The limit is applied as the cumulative maximum number of parallel instances per user, for all tasks in all projects created by the user. To understand how the limit works, please consider the following example:

  1. User rfranklin has two projects on the CGC, named WGS and WES.
  2. In WES, rfranklin is currently running a batch task that is using 56 parallel instances.
  3. In WGS, rfranklin starts another batch task that requires 42 parallel instances. As the limit of 80 parallel instances is applied per user, this means that the task in WGS will be able to use only 24 instances (80 minus the 56 used by the task in WES), while the remaining instances are allocated as either of the two running tasks releases them.

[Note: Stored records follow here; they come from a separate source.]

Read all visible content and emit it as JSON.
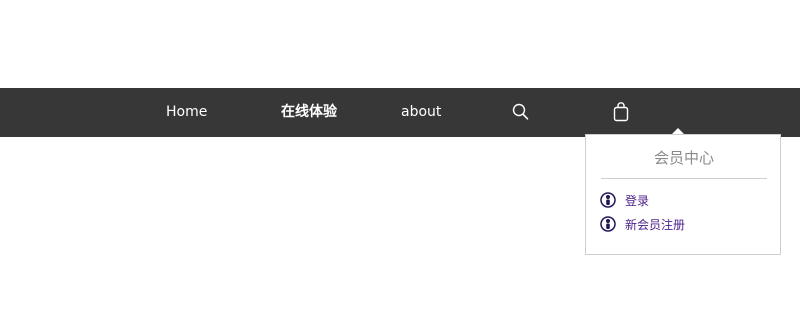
{
  "nav": {
    "home": "Home",
    "online_experience": "在线体验",
    "about": "about",
    "search_icon": "search-icon",
    "bag_icon": "shopping-bag-icon"
  },
  "member_center": {
    "title": "会员中心",
    "links": [
      {
        "label": "登录",
        "icon": "user-circle-icon"
      },
      {
        "label": "新会员注册",
        "icon": "user-circle-icon"
      }
    ]
  },
  "colors": {
    "navbar_bg": "#373737",
    "nav_text": "#ffffff",
    "panel_title": "#8a8a8a",
    "link_text": "#4b1f8a"
  }
}
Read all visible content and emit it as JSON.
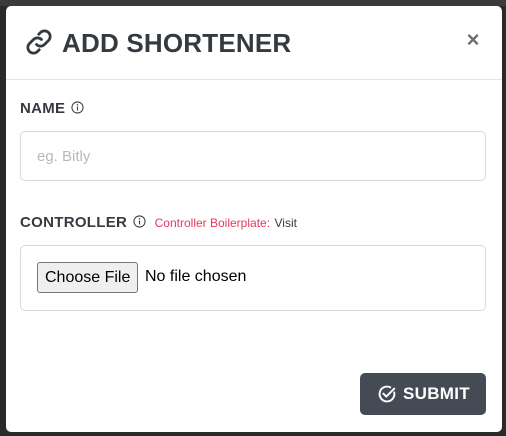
{
  "modal": {
    "title": "ADD SHORTENER",
    "title_icon": "link-icon",
    "close_label": "×"
  },
  "name_field": {
    "label": "NAME",
    "info_icon": "info-icon",
    "placeholder": "eg. Bitly",
    "value": ""
  },
  "controller_field": {
    "label": "CONTROLLER",
    "info_icon": "info-icon",
    "boilerplate_text": "Controller Boilerplate:",
    "boilerplate_link": "Visit",
    "choose_button": "Choose File",
    "file_status": "No file chosen"
  },
  "submit": {
    "label": "SUBMIT",
    "icon": "check-circle-icon"
  },
  "colors": {
    "title": "#343a40",
    "accent_link": "#e6375f",
    "submit_bg": "#454b54"
  }
}
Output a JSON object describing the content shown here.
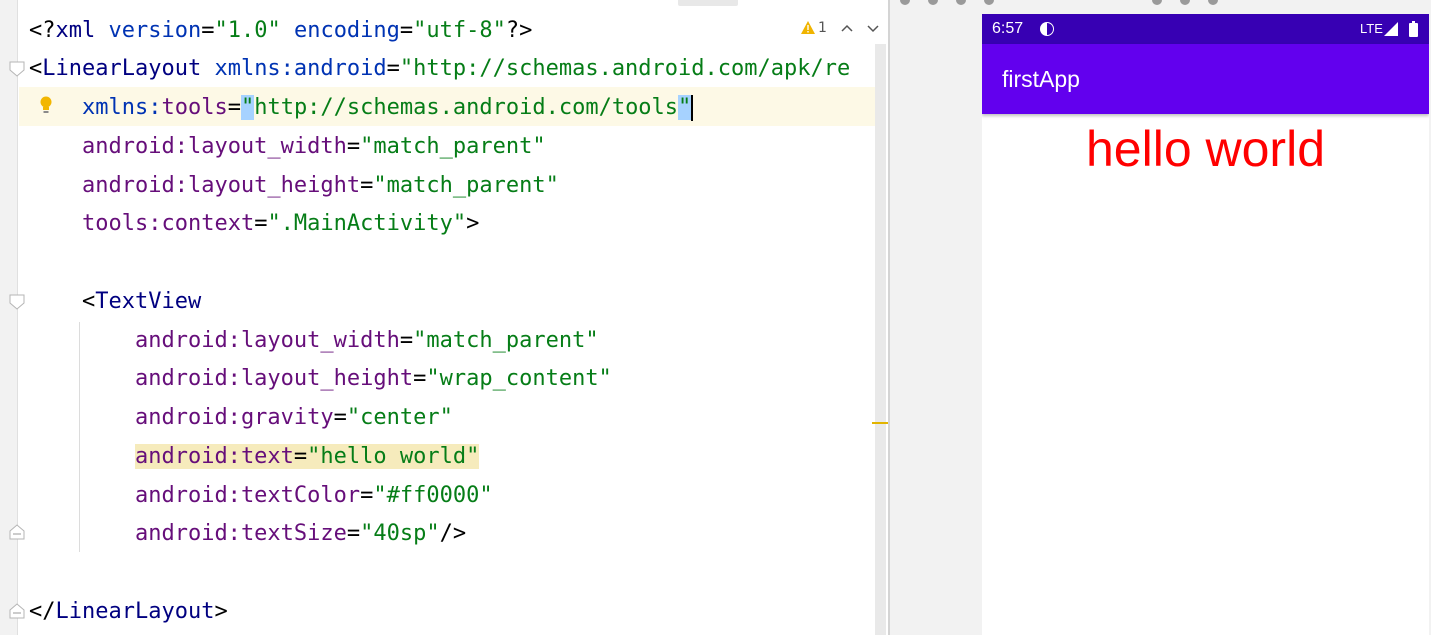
{
  "editor": {
    "warning_count": "1",
    "lines": {
      "l1": {
        "open": "<?",
        "tag": "xml",
        "attr1": "version",
        "eq1": "=",
        "val1": "\"1.0\"",
        "attr2": "encoding",
        "eq2": "=",
        "val2": "\"utf-8\"",
        "close": "?>"
      },
      "l2": {
        "open": "<",
        "tag": "LinearLayout",
        "attr": "xmlns:android",
        "eq": "=",
        "val": "\"http://schemas.android.com/apk/re"
      },
      "l3": {
        "ns": "xmlns:",
        "attr": "tools",
        "eq": "=",
        "q1": "\"",
        "val": "http://schemas.android.com/tools",
        "q2": "\""
      },
      "l4": {
        "ns": "android:",
        "attr": "layout_width",
        "eq": "=",
        "val": "\"match_parent\""
      },
      "l5": {
        "ns": "android:",
        "attr": "layout_height",
        "eq": "=",
        "val": "\"match_parent\""
      },
      "l6": {
        "ns": "tools:",
        "attr": "context",
        "eq": "=",
        "val": "\".MainActivity\"",
        "close": ">"
      },
      "l8": {
        "open": "<",
        "tag": "TextView"
      },
      "l9": {
        "ns": "android:",
        "attr": "layout_width",
        "eq": "=",
        "val": "\"match_parent\""
      },
      "l10": {
        "ns": "android:",
        "attr": "layout_height",
        "eq": "=",
        "val": "\"wrap_content\""
      },
      "l11": {
        "ns": "android:",
        "attr": "gravity",
        "eq": "=",
        "val": "\"center\""
      },
      "l12": {
        "ns": "android:",
        "attr": "text",
        "eq": "=",
        "val": "\"hello world\""
      },
      "l13": {
        "ns": "android:",
        "attr": "textColor",
        "eq": "=",
        "val": "\"#ff0000\""
      },
      "l14": {
        "ns": "android:",
        "attr": "textSize",
        "eq": "=",
        "val": "\"40sp\"",
        "close": "/>"
      },
      "l16": {
        "open": "</",
        "tag": "LinearLayout",
        "close": ">"
      }
    }
  },
  "preview": {
    "status_time": "6:57",
    "network": "LTE",
    "app_title": "firstApp",
    "text": "hello world",
    "text_color": "#ff0000",
    "status_bar_color": "#3700b3",
    "app_bar_color": "#6200ee"
  }
}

Users who are added to a project also run their tasks within the project creator’s parallel instance limit. In the example above, if rfranklin finally adds user jsmith to one of the projects, WES or WGS, and jsmith tries to run a task, this task will be queued as rfranklin is already using the maximum allowed number of parallel instances.

For more general information about different task states, please refer to the list of task statuses.


The process of assigning and launching instances that fit the tool executions in a task is called scheduling.

The orchestration of job execution as well as instance provision is carried out by the our bespoke Scheduling Algorithm.

When a tool is about to be executed, the Scheduling Algorithm picks the best instance based on the tool's resource requirements. The Scheduling Algorithm may launch that job on an active instance, side-by-side with an earlier job from the same task, or it may decide to launch a new instance to host the new job.

Controlling execution

You can control the execution of your task by customizing parameters the Scheduling Algorithm works with.

The parameters you can tune are the types of instance(s) used for your analysis, as well as how many of each instance type can be used in parallel.

These parameters can be attached to tools and workflows that the Scheduling Algorithm will respect when deciding which tool runs where. Those parameters are called execution hints.

The CGC understands and implements tools, workflows, jobs and execution as prescribed by the Common Workflow Language (CWL).